Source material:
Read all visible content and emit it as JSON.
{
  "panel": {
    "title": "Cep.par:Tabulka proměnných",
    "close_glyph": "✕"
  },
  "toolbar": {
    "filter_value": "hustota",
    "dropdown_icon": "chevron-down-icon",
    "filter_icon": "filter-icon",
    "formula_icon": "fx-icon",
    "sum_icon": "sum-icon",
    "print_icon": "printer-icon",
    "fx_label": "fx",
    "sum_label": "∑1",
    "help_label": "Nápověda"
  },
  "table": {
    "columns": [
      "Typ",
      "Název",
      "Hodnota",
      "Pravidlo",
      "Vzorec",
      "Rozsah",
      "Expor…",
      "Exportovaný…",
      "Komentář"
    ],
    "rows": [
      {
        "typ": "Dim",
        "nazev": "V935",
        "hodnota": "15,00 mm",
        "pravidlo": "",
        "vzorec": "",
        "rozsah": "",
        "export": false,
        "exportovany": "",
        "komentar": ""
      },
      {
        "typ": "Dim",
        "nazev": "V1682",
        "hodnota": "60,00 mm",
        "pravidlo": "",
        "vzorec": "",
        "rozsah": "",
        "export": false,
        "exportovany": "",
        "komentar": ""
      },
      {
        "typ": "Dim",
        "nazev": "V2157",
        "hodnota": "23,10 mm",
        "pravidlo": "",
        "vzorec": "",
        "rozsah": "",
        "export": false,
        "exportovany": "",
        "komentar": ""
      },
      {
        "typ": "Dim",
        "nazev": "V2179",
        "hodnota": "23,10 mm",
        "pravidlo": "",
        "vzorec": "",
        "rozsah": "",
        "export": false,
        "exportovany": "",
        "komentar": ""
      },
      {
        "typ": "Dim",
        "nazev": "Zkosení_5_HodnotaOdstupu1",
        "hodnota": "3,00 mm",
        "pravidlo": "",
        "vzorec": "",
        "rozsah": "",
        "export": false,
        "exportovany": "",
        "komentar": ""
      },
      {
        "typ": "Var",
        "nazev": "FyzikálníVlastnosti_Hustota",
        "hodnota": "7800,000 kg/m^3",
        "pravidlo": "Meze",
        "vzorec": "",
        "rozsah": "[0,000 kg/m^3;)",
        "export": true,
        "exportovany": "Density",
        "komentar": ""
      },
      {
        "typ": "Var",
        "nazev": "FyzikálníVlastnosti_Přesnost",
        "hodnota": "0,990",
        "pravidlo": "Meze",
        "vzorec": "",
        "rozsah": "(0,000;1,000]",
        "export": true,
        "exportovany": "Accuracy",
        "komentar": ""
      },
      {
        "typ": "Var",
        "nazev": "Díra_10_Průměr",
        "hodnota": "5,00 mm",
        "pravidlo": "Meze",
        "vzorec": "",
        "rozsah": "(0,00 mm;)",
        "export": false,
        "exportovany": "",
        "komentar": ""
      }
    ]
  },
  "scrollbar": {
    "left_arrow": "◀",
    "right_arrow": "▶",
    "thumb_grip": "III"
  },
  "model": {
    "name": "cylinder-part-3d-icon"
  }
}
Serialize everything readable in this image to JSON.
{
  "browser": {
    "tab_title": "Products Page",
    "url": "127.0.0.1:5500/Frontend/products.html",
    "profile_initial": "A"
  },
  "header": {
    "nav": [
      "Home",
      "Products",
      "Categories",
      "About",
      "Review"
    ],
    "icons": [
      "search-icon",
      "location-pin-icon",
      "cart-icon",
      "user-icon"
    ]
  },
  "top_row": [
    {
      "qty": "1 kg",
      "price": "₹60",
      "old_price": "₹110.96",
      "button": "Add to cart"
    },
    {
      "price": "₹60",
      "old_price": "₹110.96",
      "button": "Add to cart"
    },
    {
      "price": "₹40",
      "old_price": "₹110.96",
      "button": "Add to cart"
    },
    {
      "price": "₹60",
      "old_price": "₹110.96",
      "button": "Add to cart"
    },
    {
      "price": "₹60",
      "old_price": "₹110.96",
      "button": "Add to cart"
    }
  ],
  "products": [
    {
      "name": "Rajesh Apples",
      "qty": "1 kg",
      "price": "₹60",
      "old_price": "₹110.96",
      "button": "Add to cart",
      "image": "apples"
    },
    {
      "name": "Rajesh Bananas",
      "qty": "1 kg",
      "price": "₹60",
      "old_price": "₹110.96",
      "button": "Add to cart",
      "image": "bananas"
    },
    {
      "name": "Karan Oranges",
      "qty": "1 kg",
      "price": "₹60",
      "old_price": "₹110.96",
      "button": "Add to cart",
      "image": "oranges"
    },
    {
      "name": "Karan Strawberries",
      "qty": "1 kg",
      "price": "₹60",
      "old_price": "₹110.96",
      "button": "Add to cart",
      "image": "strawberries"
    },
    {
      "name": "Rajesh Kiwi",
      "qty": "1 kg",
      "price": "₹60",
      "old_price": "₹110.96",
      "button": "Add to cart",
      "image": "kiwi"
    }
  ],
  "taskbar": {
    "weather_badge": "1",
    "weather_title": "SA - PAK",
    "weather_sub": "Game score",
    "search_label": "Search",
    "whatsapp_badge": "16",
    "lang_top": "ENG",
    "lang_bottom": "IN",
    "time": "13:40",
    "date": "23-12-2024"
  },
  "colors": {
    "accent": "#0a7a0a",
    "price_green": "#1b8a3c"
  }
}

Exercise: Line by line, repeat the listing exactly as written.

The completed task:
Read all visible content and emit it as JSON.
{
  "panel": {
    "title": "Cep.par:Tabulka proměnných",
    "close_glyph": "✕"
  },
  "toolbar": {
    "filter_value": "hustota",
    "dropdown_icon": "chevron-down-icon",
    "filter_icon": "filter-icon",
    "formula_icon": "fx-icon",
    "sum_icon": "sum-icon",
    "print_icon": "printer-icon",
    "fx_label": "fx",
    "sum_label": "∑1",
    "help_label": "Nápověda"
  },
  "table": {
    "columns": [
      "Typ",
      "Název",
      "Hodnota",
      "Pravidlo",
      "Vzorec",
      "Rozsah",
      "Expor…",
      "Exportovaný…",
      "Komentář"
    ],
    "rows": [
      {
        "typ": "Dim",
        "nazev": "V935",
        "hodnota": "15,00 mm",
        "pravidlo": "",
        "vzorec": "",
        "rozsah": "",
        "export": false,
        "exportovany": "",
        "komentar": ""
      },
      {
        "typ": "Dim",
        "nazev": "V1682",
        "hodnota": "60,00 mm",
        "pravidlo": "",
        "vzorec": "",
        "rozsah": "",
        "export": false,
        "exportovany": "",
        "komentar": ""
      },
      {
        "typ": "Dim",
        "nazev": "V2157",
        "hodnota": "23,10 mm",
        "pravidlo": "",
        "vzorec": "",
        "rozsah": "",
        "export": false,
        "exportovany": "",
        "komentar": ""
      },
      {
        "typ": "Dim",
        "nazev": "V2179",
        "hodnota": "23,10 mm",
        "pravidlo": "",
        "vzorec": "",
        "rozsah": "",
        "export": false,
        "exportovany": "",
        "komentar": ""
      },
      {
        "typ": "Dim",
        "nazev": "Zkosení_5_HodnotaOdstupu1",
        "hodnota": "3,00 mm",
        "pravidlo": "",
        "vzorec": "",
        "rozsah": "",
        "export": false,
        "exportovany": "",
        "komentar": ""
      },
      {
        "typ": "Var",
        "nazev": "FyzikálníVlastnosti_Hustota",
        "hodnota": "7800,000 kg/m^3",
        "pravidlo": "Meze",
        "vzorec": "",
        "rozsah": "[0,000 kg/m^3;)",
        "export": true,
        "exportovany": "Density",
        "komentar": ""
      },
      {
        "typ": "Var",
        "nazev": "FyzikálníVlastnosti_Přesnost",
        "hodnota": "0,990",
        "pravidlo": "Meze",
        "vzorec": "",
        "rozsah": "(0,000;1,000]",
        "export": true,
        "exportovany": "Accuracy",
        "komentar": ""
      },
      {
        "typ": "Var",
        "nazev": "Díra_10_Průměr",
        "hodnota": "5,00 mm",
        "pravidlo": "Meze",
        "vzorec": "",
        "rozsah": "(0,00 mm;)",
        "export": false,
        "exportovany": "",
        "komentar": ""
      }
    ]
  },
  "scrollbar": {
    "left_arrow": "◀",
    "right_arrow": "▶",
    "thumb_grip": "III"
  },
  "model": {
    "name": "cylinder-part-3d-icon"
  }
}
Serialize everything readable in this image to JSON.
{
  "browser": {
    "tab_title": "Products Page",
    "url": "127.0.0.1:5500/Frontend/products.html",
    "profile_initial": "A"
  },
  "header": {
    "nav": [
      "Home",
      "Products",
      "Categories",
      "About",
      "Review"
    ],
    "icons": [
      "search-icon",
      "location-pin-icon",
      "cart-icon",
      "user-icon"
    ]
  },
  "top_row": [
    {
      "qty": "1 kg",
      "price": "₹60",
      "old_price": "₹110.96",
      "button": "Add to cart"
    },
    {
      "price": "₹60",
      "old_price": "₹110.96",
      "button": "Add to cart"
    },
    {
      "price": "₹40",
      "old_price": "₹110.96",
      "button": "Add to cart"
    },
    {
      "price": "₹60",
      "old_price": "₹110.96",
      "button": "Add to cart"
    },
    {
      "price": "₹60",
      "old_price": "₹110.96",
      "button": "Add to cart"
    }
  ],
  "products": [
    {
      "name": "Rajesh Apples",
      "qty": "1 kg",
      "price": "₹60",
      "old_price": "₹110.96",
      "button": "Add to cart",
      "image": "apples"
    },
    {
      "name": "Rajesh Bananas",
      "qty": "1 kg",
      "price": "₹60",
      "old_price": "₹110.96",
      "button": "Add to cart",
      "image": "bananas"
    },
    {
      "name": "Karan Oranges",
      "qty": "1 kg",
      "price": "₹60",
      "old_price": "₹110.96",
      "button": "Add to cart",
      "image": "oranges"
    },
    {
      "name": "Karan Strawberries",
      "qty": "1 kg",
      "price": "₹60",
      "old_price": "₹110.96",
      "button": "Add to cart",
      "image": "strawberries"
    },
    {
      "name": "Rajesh Kiwi",
      "qty": "1 kg",
      "price": "₹60",
      "old_price": "₹110.96",
      "button": "Add to cart",
      "image": "kiwi"
    }
  ],
  "taskbar": {
    "weather_badge": "1",
    "weather_title": "SA - PAK",
    "weather_sub": "Game score",
    "search_label": "Search",
    "whatsapp_badge": "16",
    "lang_top": "ENG",
    "lang_bottom": "IN",
    "time": "13:40",
    "date": "23-12-2024"
  },
  "colors": {
    "accent": "#0a7a0a",
    "price_green": "#1b8a3c"
  }
}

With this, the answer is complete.